__What is needed__. In the lines below, look for "right". Copy each line where it appears.

[Supplied data Boundary: Start]

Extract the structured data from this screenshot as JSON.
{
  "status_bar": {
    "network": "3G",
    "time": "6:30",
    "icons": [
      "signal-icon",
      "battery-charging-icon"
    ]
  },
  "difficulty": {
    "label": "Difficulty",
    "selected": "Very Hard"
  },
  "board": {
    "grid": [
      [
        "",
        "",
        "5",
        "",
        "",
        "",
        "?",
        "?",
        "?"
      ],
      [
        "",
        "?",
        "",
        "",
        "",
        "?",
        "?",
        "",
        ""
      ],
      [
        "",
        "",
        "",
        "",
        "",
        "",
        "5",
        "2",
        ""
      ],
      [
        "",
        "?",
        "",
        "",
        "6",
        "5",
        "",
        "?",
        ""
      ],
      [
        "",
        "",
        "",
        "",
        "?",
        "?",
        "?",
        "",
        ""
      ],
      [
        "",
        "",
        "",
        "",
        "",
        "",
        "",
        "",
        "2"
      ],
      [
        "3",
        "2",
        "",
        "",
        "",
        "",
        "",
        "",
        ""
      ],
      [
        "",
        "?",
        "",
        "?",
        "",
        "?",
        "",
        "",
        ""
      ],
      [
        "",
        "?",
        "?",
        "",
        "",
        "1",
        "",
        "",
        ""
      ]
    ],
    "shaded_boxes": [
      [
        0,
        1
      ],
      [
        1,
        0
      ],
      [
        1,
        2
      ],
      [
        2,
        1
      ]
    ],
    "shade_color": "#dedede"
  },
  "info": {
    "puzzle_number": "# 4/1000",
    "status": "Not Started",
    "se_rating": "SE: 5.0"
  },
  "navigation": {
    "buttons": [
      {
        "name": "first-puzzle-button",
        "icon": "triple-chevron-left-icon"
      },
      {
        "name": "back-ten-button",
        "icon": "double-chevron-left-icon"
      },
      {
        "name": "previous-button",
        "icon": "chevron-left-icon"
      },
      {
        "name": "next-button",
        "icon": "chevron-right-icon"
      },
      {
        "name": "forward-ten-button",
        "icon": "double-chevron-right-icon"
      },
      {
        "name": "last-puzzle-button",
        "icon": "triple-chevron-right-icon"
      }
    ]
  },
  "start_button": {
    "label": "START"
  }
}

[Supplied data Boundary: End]
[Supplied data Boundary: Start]

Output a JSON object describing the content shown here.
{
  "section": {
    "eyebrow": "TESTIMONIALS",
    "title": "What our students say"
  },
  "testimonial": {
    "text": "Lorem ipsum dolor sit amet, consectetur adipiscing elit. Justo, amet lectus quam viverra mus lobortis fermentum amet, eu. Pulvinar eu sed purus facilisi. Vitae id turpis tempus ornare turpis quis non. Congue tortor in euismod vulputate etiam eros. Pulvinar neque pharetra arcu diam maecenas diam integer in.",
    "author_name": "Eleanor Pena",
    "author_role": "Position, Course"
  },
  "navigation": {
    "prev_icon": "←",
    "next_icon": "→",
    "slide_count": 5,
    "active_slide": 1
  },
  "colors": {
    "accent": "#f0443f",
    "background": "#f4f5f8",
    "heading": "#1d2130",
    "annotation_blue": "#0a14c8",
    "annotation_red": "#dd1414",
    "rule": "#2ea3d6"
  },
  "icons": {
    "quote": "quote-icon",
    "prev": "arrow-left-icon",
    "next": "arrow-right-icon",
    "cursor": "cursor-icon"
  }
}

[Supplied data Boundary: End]

__Result__.
        "icon": "chevron-right-icon"
        "icon": "double-chevron-right-icon"
        "icon": "triple-chevron-right-icon"
    "next": "arrow-right-icon",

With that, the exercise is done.